Silvio Berlusconi vs. Romano Prodi?
By Deanna Cox Miranda
History is being made in Italian politics! For the first time ever, the election for members of the Italian parliament is going international!
Back in 2001, Premier Silvio Berlusconi’s conservative government passed a law allowing Italians living abroad the right to vote by absentee
ballot for members of parliament. The law created four overseas electoral districts designed to represent Italians living overseas.

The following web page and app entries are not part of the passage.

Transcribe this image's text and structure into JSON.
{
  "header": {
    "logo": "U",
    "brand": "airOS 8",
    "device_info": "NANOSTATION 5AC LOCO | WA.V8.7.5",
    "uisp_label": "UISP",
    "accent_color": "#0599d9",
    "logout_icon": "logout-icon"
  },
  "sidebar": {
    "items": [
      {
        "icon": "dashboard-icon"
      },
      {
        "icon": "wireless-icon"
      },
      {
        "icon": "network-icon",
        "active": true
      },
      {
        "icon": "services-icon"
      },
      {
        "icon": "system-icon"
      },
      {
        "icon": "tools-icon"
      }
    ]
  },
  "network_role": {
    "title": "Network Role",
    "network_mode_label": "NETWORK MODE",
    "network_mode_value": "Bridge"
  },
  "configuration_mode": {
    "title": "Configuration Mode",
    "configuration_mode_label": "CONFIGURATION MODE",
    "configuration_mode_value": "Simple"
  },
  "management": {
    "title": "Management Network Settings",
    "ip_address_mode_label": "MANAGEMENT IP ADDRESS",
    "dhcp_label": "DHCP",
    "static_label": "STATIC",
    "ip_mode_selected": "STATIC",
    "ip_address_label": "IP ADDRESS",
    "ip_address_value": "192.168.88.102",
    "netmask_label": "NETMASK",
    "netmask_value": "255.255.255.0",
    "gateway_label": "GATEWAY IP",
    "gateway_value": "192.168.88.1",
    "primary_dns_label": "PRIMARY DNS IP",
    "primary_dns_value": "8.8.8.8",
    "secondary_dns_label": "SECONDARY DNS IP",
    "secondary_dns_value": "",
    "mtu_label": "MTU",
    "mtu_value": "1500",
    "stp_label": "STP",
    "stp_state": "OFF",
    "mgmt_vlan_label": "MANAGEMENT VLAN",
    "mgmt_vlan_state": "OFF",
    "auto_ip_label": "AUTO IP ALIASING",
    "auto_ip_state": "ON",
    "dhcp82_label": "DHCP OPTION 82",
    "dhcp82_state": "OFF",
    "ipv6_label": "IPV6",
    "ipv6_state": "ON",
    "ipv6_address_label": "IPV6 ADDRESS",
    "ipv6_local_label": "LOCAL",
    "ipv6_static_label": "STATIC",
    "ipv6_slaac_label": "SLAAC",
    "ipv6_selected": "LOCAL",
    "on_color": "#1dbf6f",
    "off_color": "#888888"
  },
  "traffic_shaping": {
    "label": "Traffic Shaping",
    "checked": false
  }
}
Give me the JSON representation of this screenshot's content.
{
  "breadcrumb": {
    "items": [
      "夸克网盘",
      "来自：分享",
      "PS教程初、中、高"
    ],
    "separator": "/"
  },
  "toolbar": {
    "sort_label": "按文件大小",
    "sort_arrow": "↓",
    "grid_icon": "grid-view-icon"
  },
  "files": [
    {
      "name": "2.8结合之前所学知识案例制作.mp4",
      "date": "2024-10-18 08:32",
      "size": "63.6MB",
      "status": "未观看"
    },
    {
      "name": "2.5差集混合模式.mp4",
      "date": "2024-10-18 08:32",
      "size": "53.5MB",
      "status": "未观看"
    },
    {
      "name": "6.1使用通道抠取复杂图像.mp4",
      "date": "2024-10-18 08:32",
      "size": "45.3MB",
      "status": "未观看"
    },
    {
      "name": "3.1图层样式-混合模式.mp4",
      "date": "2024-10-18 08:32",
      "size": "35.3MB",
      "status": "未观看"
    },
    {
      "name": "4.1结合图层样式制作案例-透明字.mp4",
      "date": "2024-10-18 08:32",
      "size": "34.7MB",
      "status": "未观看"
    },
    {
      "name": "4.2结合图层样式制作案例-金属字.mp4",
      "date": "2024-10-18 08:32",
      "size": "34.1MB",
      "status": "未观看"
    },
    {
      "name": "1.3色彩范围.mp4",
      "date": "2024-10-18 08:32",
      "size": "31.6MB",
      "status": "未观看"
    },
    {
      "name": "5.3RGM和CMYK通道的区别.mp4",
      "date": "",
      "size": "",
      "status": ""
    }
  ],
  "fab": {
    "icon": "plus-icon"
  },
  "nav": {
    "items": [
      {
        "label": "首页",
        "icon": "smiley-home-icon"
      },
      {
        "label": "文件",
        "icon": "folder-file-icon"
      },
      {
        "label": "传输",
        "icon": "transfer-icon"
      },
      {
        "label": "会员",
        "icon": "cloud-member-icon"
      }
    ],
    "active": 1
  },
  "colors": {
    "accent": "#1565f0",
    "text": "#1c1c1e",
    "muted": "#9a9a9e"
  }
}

The four
districts include: 1) Europe , 2) North and Central America , 3) South America , and 4) Africa ,Asia ,Oceania and Antarctica .
Since the race between conservative Berlusconi and center-left candidate, Romano Prodi, remains quite heated and close
(a few point difference), the senatorial seats in parliament are extremely desirable. Given this impassioned political challenge, the
international inclusionary votes can make a major difference in the outcome. Therefore, candidates from both parties are campaigning
furiously and covering as many countries in their districts as possible.
The South American district is a big one. Candidates in this district have been concentrating a lot of energy on Argentina since it is
“home to hundreds of thousands of Italians.” Right-winger, Mirko Tremaglia, was also “working” Uruguay . At a recent campaign rally in
Montevideo , he told the crowd: “You will have the real possibility of changing Italian politics.”
(No offense, but Uruguayans can barely change Uruguayan politics!)
But perhaps the most interesting and curious candidate is Atlanta , Georgia resident, Angela Della Costanza Turner, the daughter-in-law of
media mogul Ted Turner! Her district is North and Central America and she’s seeking a parliamentary seat to represent the Berlusconi
government. It’s so bizarre to hear a candidate for the Italian parliament state to the press: “I flew from Costa Rica today and I have
people campaigning for me in Nicaragua .” Wow!
If you’re interested in reading more, link below to the Associated Press article (dated March 21, 2006 ), “Overseas Voters May Decide
Italy Elections.” The opening sentence is amazing: “Millions of new voters, many of whom have never set foot in Italy and barely speak Italian , could decide
the tight race between Premier Silvio Berculsoni and contender Romano Prodi.”